• [Activity] Where the records below have a line with "this", that line is to be copied.

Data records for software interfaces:

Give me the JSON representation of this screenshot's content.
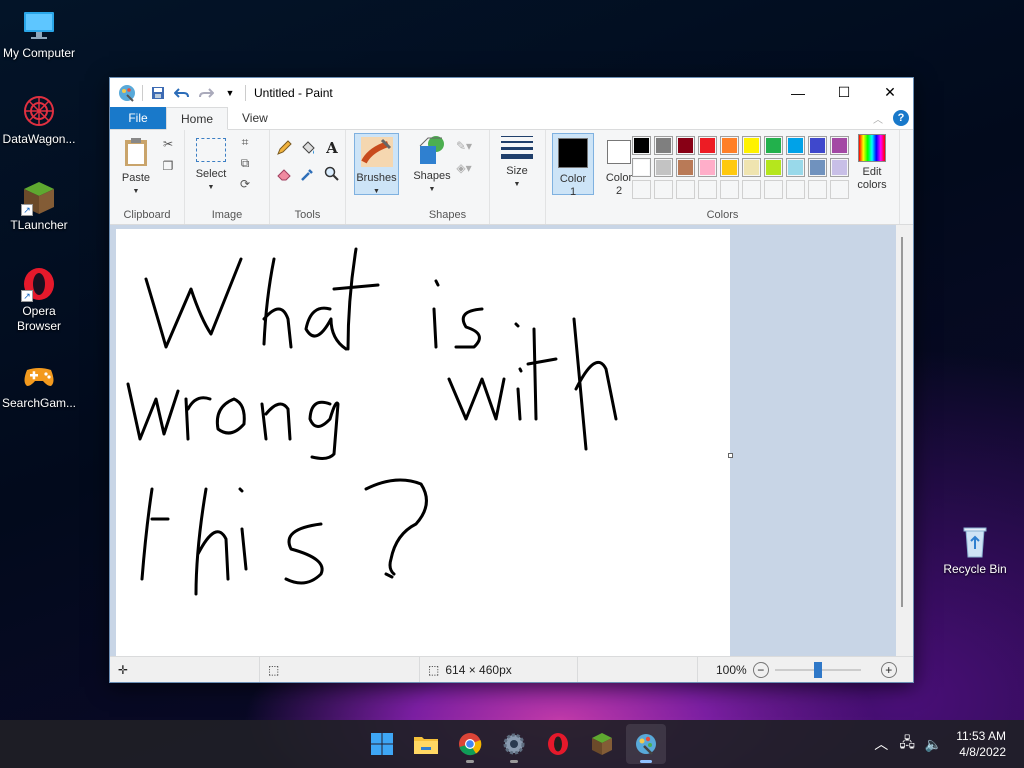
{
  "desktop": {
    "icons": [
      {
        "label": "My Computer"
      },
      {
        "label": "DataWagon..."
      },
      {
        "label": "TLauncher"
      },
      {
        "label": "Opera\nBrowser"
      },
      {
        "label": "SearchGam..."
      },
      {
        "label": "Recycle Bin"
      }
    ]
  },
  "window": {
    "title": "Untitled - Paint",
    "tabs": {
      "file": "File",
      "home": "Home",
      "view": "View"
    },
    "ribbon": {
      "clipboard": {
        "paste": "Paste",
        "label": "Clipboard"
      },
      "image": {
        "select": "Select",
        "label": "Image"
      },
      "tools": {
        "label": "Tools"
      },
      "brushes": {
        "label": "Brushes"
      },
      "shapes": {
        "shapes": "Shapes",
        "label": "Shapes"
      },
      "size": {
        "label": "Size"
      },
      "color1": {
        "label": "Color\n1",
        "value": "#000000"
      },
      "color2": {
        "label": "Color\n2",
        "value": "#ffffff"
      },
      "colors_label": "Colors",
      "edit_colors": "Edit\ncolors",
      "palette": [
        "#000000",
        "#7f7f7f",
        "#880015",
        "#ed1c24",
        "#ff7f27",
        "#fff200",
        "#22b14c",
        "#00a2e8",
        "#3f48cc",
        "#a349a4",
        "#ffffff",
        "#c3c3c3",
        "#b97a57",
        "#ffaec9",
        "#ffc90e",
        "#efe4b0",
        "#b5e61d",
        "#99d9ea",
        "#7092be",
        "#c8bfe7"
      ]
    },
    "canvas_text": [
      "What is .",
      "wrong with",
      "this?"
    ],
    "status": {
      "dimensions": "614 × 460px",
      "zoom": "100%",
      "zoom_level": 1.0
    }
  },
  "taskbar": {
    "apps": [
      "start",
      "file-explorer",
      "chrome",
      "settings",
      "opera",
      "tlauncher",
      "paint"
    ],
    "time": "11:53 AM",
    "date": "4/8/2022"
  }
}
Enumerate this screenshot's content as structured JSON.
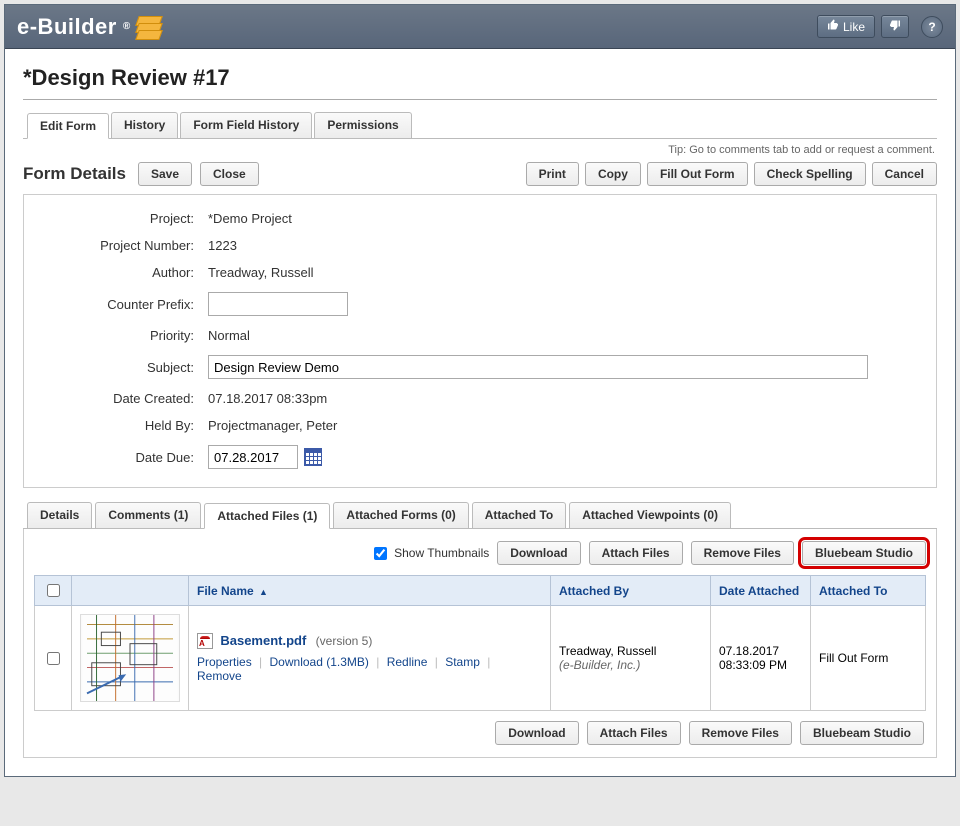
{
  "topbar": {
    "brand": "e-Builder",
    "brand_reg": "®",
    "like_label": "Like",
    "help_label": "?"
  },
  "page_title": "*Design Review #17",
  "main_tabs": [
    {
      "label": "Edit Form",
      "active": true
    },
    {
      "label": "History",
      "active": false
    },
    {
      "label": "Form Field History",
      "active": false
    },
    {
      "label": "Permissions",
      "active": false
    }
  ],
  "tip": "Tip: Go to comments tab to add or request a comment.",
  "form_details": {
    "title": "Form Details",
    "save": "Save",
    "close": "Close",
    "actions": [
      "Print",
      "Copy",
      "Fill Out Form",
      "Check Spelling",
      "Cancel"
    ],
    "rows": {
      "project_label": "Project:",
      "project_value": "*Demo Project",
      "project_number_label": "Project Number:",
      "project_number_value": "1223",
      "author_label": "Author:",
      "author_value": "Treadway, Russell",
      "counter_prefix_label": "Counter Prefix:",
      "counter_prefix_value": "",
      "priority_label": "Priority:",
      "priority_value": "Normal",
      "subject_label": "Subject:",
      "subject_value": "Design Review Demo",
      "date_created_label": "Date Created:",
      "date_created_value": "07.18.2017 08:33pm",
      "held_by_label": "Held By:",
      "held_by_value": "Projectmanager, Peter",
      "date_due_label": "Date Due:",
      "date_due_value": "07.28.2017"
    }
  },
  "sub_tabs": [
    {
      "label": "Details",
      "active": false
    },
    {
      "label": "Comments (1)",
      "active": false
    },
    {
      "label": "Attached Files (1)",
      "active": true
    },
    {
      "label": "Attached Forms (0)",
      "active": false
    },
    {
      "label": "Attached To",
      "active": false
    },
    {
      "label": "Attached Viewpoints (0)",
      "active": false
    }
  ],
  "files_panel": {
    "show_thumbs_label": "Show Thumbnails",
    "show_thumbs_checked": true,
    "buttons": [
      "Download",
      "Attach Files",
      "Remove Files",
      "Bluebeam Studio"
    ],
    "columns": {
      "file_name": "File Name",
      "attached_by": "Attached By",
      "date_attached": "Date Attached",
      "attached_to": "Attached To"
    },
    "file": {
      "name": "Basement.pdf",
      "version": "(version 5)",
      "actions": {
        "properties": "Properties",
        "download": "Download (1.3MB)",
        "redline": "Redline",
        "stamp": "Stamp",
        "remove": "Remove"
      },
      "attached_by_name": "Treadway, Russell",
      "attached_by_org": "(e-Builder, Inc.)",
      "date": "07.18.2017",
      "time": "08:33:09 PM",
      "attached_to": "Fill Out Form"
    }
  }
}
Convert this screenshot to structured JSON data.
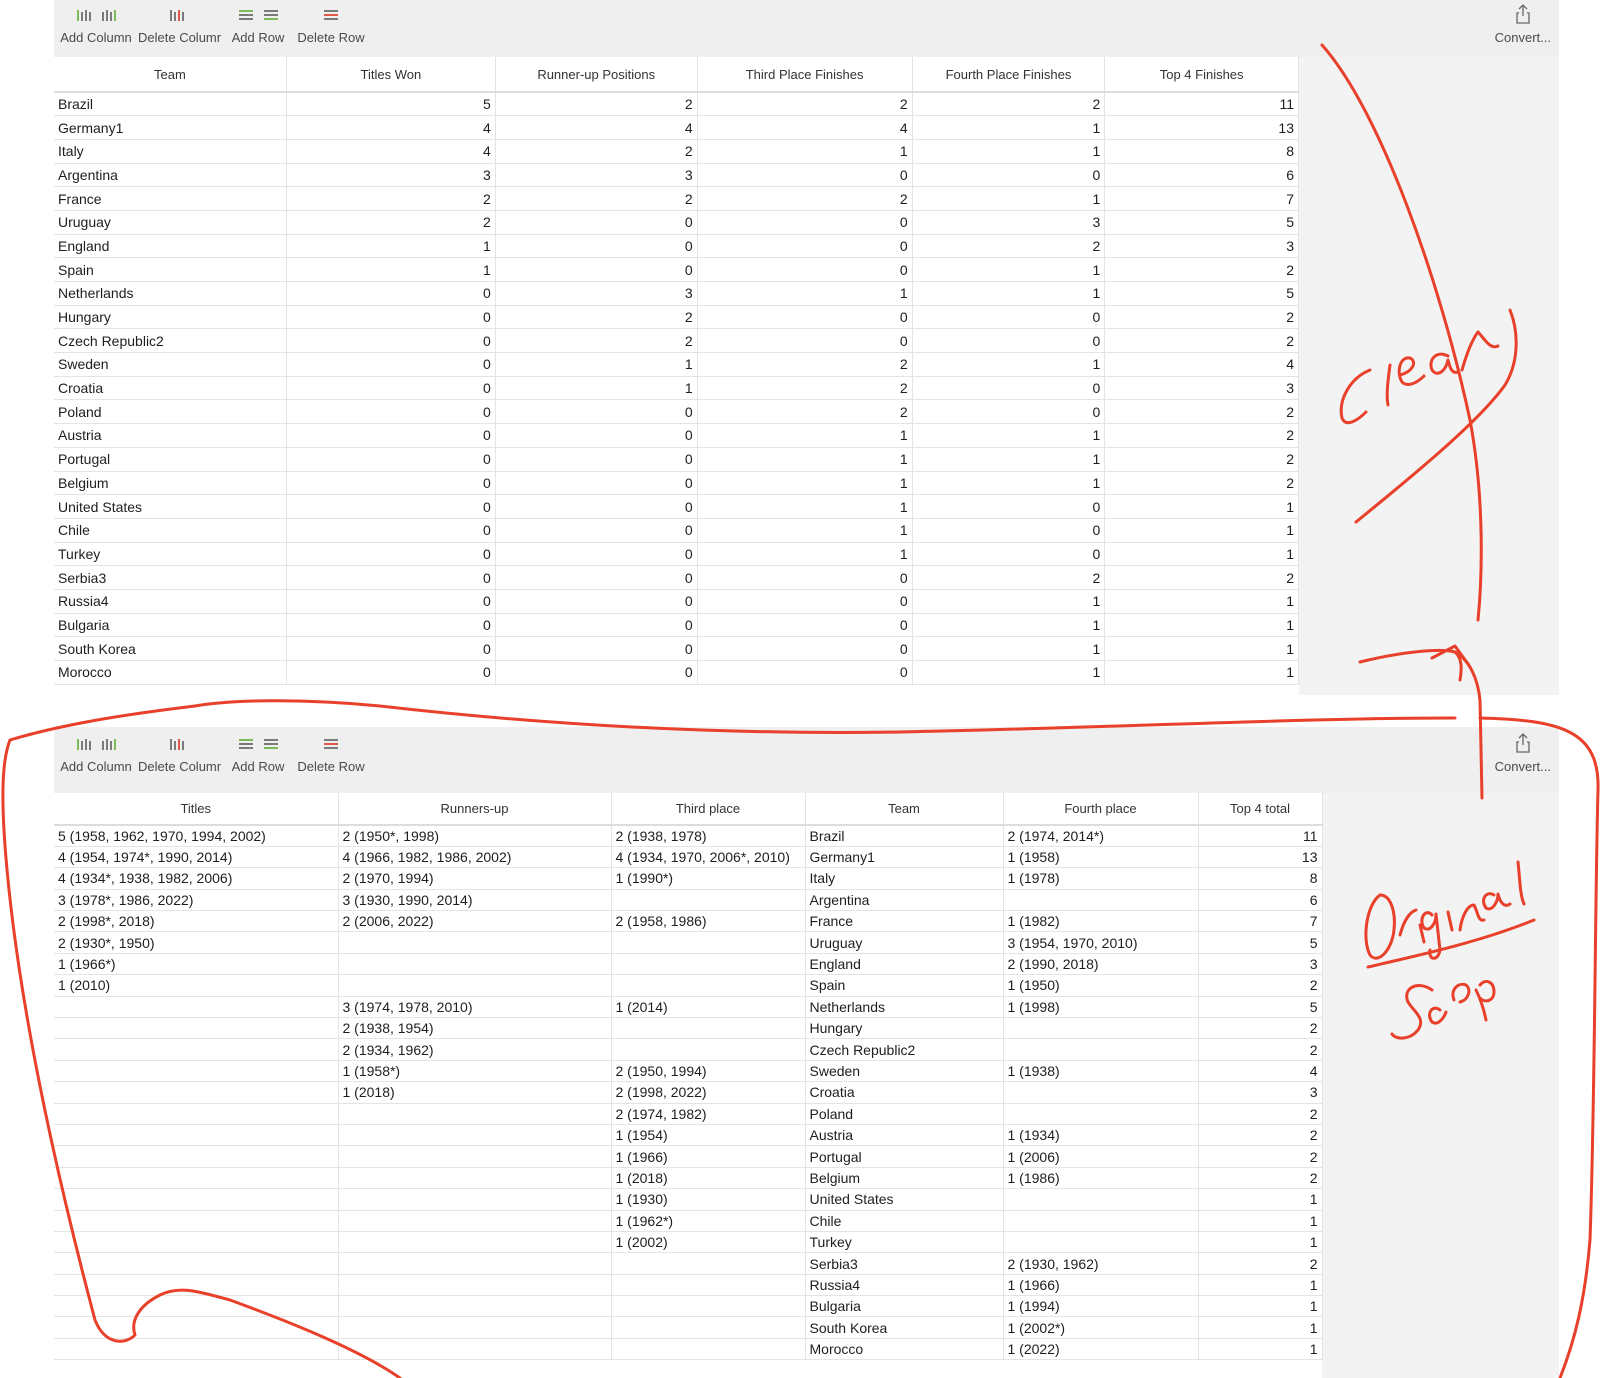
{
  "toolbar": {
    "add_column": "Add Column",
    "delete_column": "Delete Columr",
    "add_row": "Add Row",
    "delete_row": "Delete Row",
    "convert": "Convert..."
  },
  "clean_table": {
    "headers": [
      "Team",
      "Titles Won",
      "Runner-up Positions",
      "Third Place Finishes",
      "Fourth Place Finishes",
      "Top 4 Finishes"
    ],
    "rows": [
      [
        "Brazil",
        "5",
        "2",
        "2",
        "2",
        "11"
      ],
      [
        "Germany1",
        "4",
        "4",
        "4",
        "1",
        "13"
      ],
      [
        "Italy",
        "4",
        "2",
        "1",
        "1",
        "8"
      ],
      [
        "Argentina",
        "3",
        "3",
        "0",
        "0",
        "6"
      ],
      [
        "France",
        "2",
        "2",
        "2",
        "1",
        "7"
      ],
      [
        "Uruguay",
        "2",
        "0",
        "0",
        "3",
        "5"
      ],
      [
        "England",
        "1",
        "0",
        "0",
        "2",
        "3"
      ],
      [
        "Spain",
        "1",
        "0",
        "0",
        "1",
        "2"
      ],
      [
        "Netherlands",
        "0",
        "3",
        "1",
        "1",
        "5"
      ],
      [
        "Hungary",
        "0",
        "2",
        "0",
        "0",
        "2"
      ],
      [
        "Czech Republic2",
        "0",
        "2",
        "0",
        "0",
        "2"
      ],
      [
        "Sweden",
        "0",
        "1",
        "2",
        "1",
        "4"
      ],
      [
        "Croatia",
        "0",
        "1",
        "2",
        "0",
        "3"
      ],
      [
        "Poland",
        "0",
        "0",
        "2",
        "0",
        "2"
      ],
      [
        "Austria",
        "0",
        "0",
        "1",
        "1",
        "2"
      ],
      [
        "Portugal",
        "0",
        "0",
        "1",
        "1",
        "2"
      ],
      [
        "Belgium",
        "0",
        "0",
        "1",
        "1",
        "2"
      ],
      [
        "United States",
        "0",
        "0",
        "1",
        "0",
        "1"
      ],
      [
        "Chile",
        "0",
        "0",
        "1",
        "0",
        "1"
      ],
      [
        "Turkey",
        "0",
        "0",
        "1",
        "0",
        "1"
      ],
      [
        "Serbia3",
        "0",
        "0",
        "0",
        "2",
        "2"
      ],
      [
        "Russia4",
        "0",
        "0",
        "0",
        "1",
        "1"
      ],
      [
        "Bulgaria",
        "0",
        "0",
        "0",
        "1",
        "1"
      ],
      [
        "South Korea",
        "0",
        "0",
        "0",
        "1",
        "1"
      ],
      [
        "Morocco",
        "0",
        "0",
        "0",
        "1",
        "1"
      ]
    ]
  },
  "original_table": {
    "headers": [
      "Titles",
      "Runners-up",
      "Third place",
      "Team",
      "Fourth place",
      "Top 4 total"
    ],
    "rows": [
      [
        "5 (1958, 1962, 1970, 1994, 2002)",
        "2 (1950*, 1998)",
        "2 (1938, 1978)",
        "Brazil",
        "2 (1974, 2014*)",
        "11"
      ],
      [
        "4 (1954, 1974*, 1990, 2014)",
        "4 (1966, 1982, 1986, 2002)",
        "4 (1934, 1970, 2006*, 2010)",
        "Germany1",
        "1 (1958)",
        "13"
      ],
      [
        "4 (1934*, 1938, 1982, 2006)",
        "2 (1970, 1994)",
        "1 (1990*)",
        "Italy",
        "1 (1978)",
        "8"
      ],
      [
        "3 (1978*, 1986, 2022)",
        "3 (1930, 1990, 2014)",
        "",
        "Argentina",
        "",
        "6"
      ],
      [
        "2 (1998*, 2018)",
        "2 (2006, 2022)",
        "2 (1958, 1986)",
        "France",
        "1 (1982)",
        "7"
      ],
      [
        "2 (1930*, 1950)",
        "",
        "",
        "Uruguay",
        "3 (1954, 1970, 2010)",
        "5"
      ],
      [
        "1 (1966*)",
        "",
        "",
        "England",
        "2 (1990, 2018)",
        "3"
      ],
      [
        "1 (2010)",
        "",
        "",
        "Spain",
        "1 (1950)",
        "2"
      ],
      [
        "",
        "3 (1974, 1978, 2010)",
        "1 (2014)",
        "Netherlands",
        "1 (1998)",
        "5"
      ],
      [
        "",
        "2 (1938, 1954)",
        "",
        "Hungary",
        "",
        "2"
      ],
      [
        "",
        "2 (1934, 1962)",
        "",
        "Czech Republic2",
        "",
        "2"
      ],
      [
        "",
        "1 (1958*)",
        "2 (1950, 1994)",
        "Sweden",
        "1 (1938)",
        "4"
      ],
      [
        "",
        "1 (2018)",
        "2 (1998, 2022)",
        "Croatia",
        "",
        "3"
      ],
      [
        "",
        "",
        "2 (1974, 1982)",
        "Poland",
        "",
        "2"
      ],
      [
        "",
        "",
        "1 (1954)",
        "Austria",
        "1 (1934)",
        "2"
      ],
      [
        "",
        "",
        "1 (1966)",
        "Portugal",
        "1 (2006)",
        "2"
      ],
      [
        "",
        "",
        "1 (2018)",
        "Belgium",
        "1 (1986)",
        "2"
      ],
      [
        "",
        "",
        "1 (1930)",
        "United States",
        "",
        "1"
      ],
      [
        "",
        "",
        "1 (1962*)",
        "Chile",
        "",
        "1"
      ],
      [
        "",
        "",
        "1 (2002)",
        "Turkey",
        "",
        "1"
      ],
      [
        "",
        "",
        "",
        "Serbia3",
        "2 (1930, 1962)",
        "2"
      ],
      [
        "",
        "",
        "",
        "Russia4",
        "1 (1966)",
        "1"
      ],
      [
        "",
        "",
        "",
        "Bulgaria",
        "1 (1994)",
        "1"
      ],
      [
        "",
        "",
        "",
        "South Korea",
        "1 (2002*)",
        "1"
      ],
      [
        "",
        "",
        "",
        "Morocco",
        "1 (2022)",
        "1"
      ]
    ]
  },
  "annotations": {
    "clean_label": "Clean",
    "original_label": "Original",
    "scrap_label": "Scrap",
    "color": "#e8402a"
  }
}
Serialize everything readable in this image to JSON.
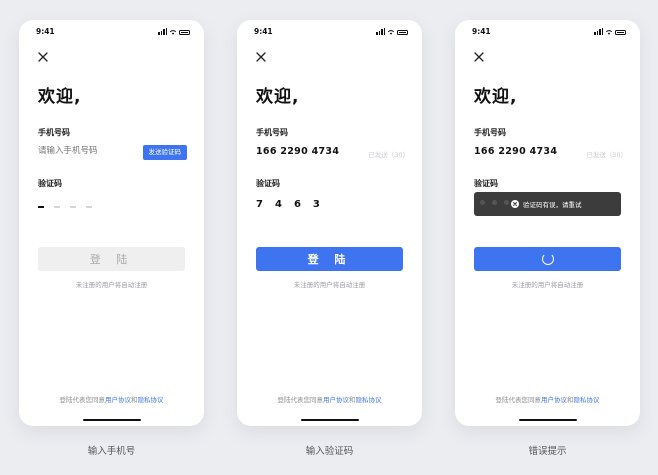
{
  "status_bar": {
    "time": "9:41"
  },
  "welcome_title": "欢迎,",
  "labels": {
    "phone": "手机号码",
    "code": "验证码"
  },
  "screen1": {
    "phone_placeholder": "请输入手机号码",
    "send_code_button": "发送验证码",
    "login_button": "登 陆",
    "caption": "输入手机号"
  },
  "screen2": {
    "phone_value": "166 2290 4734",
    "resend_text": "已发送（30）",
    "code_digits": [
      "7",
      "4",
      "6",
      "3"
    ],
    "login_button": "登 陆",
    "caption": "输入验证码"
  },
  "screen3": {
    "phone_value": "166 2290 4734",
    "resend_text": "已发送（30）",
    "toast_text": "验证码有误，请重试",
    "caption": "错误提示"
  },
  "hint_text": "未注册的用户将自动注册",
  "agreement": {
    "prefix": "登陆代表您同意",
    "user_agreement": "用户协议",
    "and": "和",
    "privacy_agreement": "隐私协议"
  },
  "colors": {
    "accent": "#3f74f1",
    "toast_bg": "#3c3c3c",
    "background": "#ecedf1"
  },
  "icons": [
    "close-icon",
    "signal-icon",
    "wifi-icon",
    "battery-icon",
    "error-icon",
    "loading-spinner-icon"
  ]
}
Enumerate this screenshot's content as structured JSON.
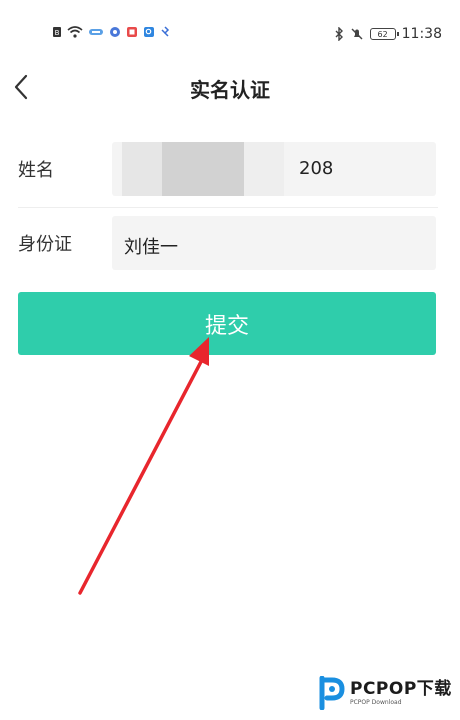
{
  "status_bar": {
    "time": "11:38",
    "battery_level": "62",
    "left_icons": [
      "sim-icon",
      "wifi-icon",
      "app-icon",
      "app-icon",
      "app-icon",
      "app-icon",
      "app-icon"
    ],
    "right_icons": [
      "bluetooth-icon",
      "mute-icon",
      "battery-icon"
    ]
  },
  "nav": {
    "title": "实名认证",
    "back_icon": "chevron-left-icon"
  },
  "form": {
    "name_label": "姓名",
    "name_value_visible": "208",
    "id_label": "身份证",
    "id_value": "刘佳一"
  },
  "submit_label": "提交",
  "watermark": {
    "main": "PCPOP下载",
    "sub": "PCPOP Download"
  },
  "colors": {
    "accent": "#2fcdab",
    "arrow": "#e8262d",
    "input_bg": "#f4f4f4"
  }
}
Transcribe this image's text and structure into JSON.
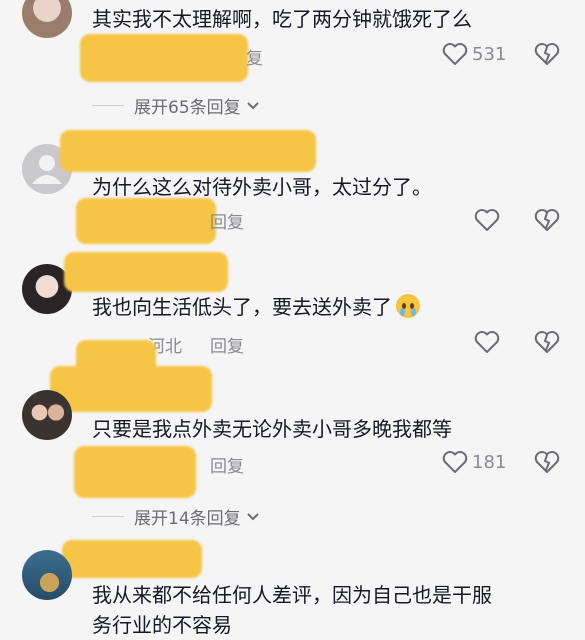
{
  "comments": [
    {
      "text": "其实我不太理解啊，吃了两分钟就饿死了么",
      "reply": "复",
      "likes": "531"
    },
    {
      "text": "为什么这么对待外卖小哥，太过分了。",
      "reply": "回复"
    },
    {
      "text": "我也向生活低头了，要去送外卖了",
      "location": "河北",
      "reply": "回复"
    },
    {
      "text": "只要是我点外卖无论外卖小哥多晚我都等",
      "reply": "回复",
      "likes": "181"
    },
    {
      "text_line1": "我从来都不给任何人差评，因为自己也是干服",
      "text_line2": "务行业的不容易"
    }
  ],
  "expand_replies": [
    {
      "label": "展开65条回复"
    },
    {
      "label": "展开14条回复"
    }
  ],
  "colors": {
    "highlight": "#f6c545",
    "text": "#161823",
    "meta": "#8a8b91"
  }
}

• [Exercise answer]
Give me the JSON representation of this screenshot's content.
      "this?"
Enumerate this screenshot's content as structured JSON.
Convert this screenshot to structured JSON data.
Serialize everything readable in this image to JSON.
Enumerate this screenshot's content as structured JSON.
Transcribe this image's text and structure into JSON.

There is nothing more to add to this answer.